- The war on drugs costs a fortune in police time and in incarcerating drug dealers, but its benefits are elusive.
- The war in Afghanistan cost billions and might not have achieved proportionate benefits.
- It cost £1.6bn to police our borders last year - more than was lost to benefit fraud (pdf) - and given diminshing returns, it would probably cost much more to police them effectively. But there are no big economic benefits from restricting immigration.
- The DWP spent (pdf) £7.4bn on administration last year, and lost another £2.1bn in fraud and error. In the long-run, a large chunk of this cost could be saved by the simplification involved in a citizens basic income.
However, neither party seems keen on acknowledging this waste nor - aside from surrendering in Afghanistan - doing anything about it.
You might object that this is because these aren't forms of waste at all, but rather simply the costs of giving voters what they want. This would be true if these voters wanted these policies for their intrinsic qualities. But do they?
Take, for example, immigration controls. If people want these because they simply have a taste for exluding migrants, then fine. (Well, not at all fine but that's another story.) But what if they want them because they believe immigration is bad for the economy? If this is the case, then we could relax border controls and "save the tax-payer money" with no ill effect.
I suspect that if voters were asked: "do you think we should spend more on border controls than we do on benefit fraud without getting any macroeconomic benefit?" support for them might diminish.
Or take the admin costs of the DWP. These aren't waste if you think a complex benefits system is a good thing in itself, but they are waste if you think the purpose of the benefits system is to provide a basic minimum income for all.
My point here is a simple one. Governments cannot reduce "waste" merely by increasing efficiency. Even in the private sector, remember, efficiency increases not so much by individual firms becoming more efficient, but by firms entering (pdf) and exiting (pdf) the market. If governmental efficiency is to increase, it will have to be through a similar mechanism - the government exiting from some functions and rethinking how it provides others.

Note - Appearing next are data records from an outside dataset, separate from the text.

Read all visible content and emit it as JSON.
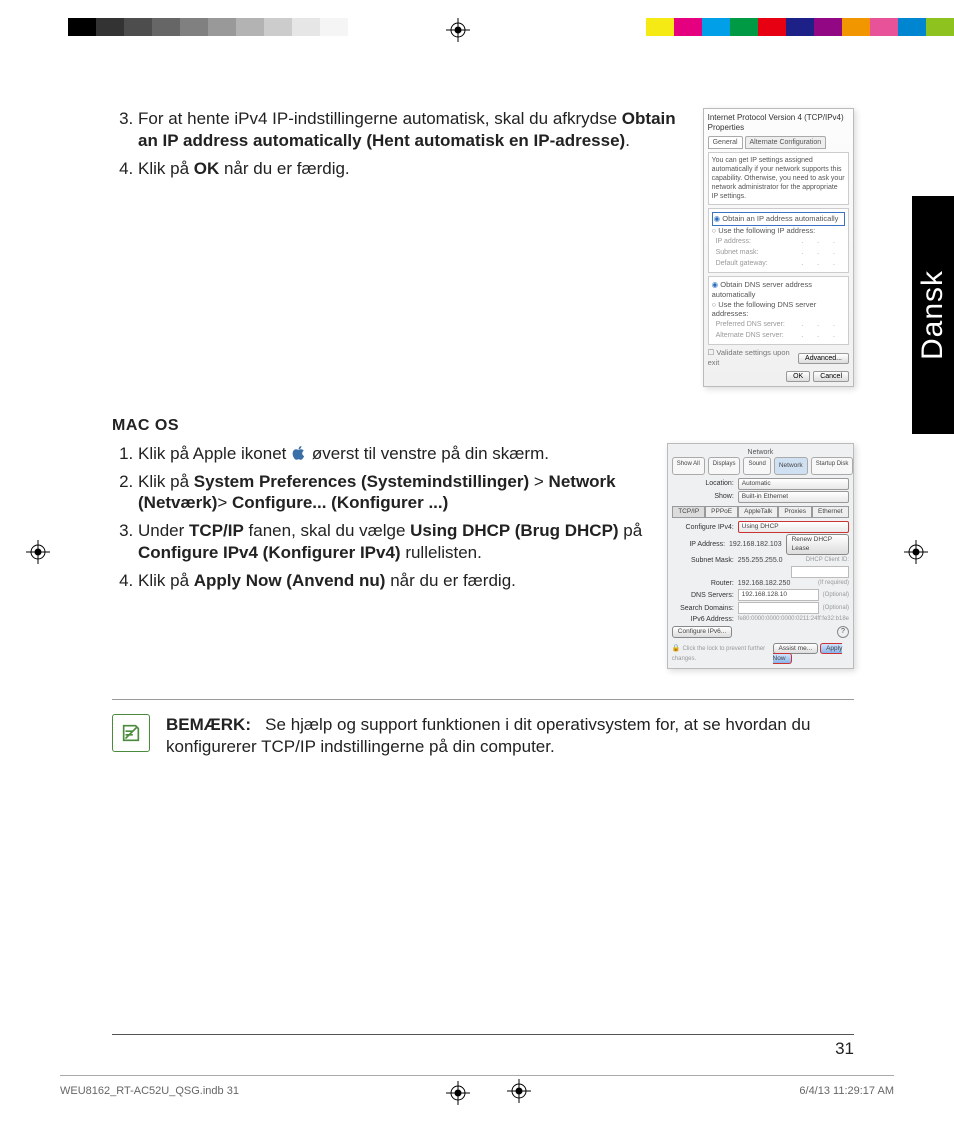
{
  "colorbar_left": [
    "#000000",
    "#333333",
    "#4d4d4d",
    "#666666",
    "#808080",
    "#999999",
    "#b3b3b3",
    "#cccccc",
    "#e6e6e6",
    "#f5f5f5",
    "#ffffff"
  ],
  "colorbar_right": [
    "#f5ea14",
    "#e4007f",
    "#009fe8",
    "#009944",
    "#e60012",
    "#1d2087",
    "#920783",
    "#f29600",
    "#e85298",
    "#0086d1",
    "#8dc21f"
  ],
  "lang_tab": "Dansk",
  "page_number": "31",
  "print_footer_left": "WEU8162_RT-AC52U_QSG.indb   31",
  "print_footer_right": "6/4/13   11:29:17 AM",
  "section1": {
    "step3_a": "For at hente iPv4 IP-indstillingerne automatisk, skal du afkrydse ",
    "step3_b": "Obtain an IP address automatically (Hent automatisk en IP-adresse)",
    "step3_c": ".",
    "step4_a": "Klik på ",
    "step4_b": "OK",
    "step4_c": " når du er færdig."
  },
  "win_dialog": {
    "title": "Internet Protocol Version 4 (TCP/IPv4) Properties",
    "tab_general": "General",
    "tab_alt": "Alternate Configuration",
    "msg": "You can get IP settings assigned automatically if your network supports this capability. Otherwise, you need to ask your network administrator for the appropriate IP settings.",
    "r1": "Obtain an IP address automatically",
    "r2": "Use the following IP address:",
    "f1": "IP address:",
    "f2": "Subnet mask:",
    "f3": "Default gateway:",
    "r3": "Obtain DNS server address automatically",
    "r4": "Use the following DNS server addresses:",
    "f4": "Preferred DNS server:",
    "f5": "Alternate DNS server:",
    "chk": "Validate settings upon exit",
    "adv": "Advanced...",
    "ok": "OK",
    "cancel": "Cancel"
  },
  "mac_heading": "MAC OS",
  "mac_steps": {
    "s1a": "Klik på Apple ikonet ",
    "s1b": " øverst til venstre på din skærm.",
    "s2a": "Klik på ",
    "s2b": "System Preferences (Systemindstillinger)",
    "s2c": " > ",
    "s2d": "Network (Netværk)",
    "s2e": "> ",
    "s2f": "Configure... (Konfigurer ...)",
    "s3a": "Under ",
    "s3b": "TCP/IP",
    "s3c": " fanen, skal du vælge ",
    "s3d": "Using DHCP (Brug DHCP)",
    "s3e": " på ",
    "s3f": "Configure IPv4 (Konfigurer IPv4)",
    "s3g": " rullelisten.",
    "s4a": "Klik på ",
    "s4b": "Apply Now (Anvend nu)",
    "s4c": " når du er færdig."
  },
  "mac_dialog": {
    "title": "Network",
    "tb": [
      "Show All",
      "Displays",
      "Sound",
      "Network",
      "Startup Disk"
    ],
    "loc_lbl": "Location:",
    "loc_val": "Automatic",
    "show_lbl": "Show:",
    "show_val": "Built-in Ethernet",
    "tabs": [
      "TCP/IP",
      "PPPoE",
      "AppleTalk",
      "Proxies",
      "Ethernet"
    ],
    "cfg_lbl": "Configure IPv4:",
    "cfg_val": "Using DHCP",
    "ip_lbl": "IP Address:",
    "ip_val": "192.168.182.103",
    "renew": "Renew DHCP Lease",
    "sm_lbl": "Subnet Mask:",
    "sm_val": "255.255.255.0",
    "cid_lbl": "DHCP Client ID:",
    "cid_hint": "(If required)",
    "rt_lbl": "Router:",
    "rt_val": "192.168.182.250",
    "dns_lbl": "DNS Servers:",
    "dns_val": "192.168.128.10",
    "opt": "(Optional)",
    "sd_lbl": "Search Domains:",
    "v6_lbl": "IPv6 Address:",
    "v6_val": "fe80:0000:0000:0000:0211:24ff:fe32:b18e",
    "cfg6": "Configure IPv6...",
    "lock": "Click the lock to prevent further changes.",
    "assist": "Assist me...",
    "apply": "Apply Now"
  },
  "note": {
    "label": "BEMÆRK:",
    "text": "Se hjælp og support funktionen i dit operativsystem for, at se hvordan du konfigurerer TCP/IP indstillingerne på din computer."
  }
}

Oh yes: From a Keynesian point of view, of course, even "wasteful" public spending has a role in boosting aggregate demand. I'm ignoring this, and assuming that productive public spending is better than unproductive.